The first I heard of smoked brisket ramen was from Ramen Tatsu-ya in Austin, when it brought some brisket up from Smitty’s Market in Lockhart for a special in 2013. A year later, the dish became an everyday item at the Granary. Rattray made a broth from smoked shoyu and layered a thick slice of brisket over the top of handmade noodles and an onsen egg. I didn’t try it until the final month the Granary was open. I’d gone to two different dinners in Dallas where Franklin Barbecue’s brisket was featured in a bowl of ramen for one night only. I’ve driven to Austin to stand in line for a fleeting special of smoked brisket ramen, and I happily slurped it at Kemuri Tatsu-ya when it opened in 2017. The Granary’s ramen was always going to be there, I figured.

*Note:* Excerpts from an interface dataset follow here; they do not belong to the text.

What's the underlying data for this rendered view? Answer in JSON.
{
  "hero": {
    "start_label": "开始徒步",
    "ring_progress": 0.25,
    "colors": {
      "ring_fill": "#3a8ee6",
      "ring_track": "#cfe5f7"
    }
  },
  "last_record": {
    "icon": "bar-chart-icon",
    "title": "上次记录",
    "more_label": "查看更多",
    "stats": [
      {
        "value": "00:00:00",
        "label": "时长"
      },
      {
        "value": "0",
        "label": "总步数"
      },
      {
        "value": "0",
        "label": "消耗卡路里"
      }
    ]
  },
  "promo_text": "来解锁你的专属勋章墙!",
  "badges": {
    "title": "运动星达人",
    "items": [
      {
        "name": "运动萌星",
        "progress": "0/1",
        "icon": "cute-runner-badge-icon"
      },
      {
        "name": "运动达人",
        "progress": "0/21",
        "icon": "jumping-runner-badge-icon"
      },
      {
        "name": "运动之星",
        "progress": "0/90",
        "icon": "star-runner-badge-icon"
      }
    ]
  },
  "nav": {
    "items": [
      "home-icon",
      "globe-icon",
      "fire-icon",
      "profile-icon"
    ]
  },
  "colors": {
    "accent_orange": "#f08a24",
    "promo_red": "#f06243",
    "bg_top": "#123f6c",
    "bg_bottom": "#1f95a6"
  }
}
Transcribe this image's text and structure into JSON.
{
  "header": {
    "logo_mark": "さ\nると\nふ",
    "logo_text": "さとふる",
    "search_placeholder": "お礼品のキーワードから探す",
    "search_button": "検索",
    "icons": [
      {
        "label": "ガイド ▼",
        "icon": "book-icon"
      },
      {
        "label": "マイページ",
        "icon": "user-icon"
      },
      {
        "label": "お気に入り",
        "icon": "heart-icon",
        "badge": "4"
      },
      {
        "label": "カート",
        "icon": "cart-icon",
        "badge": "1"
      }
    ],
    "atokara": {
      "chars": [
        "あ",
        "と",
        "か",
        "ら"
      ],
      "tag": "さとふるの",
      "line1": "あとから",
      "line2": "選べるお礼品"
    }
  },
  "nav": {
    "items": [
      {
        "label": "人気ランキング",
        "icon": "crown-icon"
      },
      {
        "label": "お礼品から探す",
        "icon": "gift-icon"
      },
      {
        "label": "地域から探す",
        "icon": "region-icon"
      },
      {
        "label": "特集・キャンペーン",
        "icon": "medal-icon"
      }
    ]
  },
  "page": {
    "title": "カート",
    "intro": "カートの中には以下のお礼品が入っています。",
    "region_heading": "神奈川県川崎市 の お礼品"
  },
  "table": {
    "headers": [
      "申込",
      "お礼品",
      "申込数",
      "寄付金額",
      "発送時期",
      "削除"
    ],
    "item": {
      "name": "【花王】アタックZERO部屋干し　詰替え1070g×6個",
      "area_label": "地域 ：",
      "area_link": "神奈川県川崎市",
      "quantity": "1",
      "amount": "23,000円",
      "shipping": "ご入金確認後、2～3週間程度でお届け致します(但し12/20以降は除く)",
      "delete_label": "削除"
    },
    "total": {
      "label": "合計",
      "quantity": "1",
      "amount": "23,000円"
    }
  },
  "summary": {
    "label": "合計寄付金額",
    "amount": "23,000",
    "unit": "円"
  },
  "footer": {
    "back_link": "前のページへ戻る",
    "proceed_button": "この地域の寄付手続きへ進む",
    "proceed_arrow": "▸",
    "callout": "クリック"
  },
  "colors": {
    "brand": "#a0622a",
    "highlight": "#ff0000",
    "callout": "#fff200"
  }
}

I’d get to it one of these days. I’m embarrassed to say, to that end, I was one of those who didn’t fully appreciate the boundaries the Granary was pushing before nearly anyone else.

A bowl of smoked pasta with burnt end Bolognese received mixed reviews at our table during that final meal at the Granary. I haven’t seen other flickers of a barbecue-and-pasta trend, nor has smoked pasta itself gained much traction. One question I’ve gotten a lot recently is when we’ll see more main-course vegetables coming out of smokers. Maybe we don’t because the dishes aren’t Instagram-worthy enough? Whatever the case, I hope some health-conscious pitmasters had the opportunity to try Rattray’s smoked sweet potato. More dishes like that would get me to happily eat my (smoked) vegetables.

I wanted to get more details about how these dishes were devised, but Rattray has gone off the grid. He hasn’t answered my texts, phone calls, or emails. I guess that’s understandable after he declared bankruptcy. Certainly there are staff members left without jobs and angry creditors who are unlikely to get paid. The closing of the Granary is harder to get sentimental about because of the messy end, but that shouldn’t keep us from reflecting on the innovations the restaurant and its chef brought to Texas barbecue. You may be one of those diners happy that the place is in the past. Maybe you laugh that it was ever called the future of barbecue, but much of the delicious innovation we’re enjoying in Texas barbecue exists in part because of the boundaries the Granary pushed.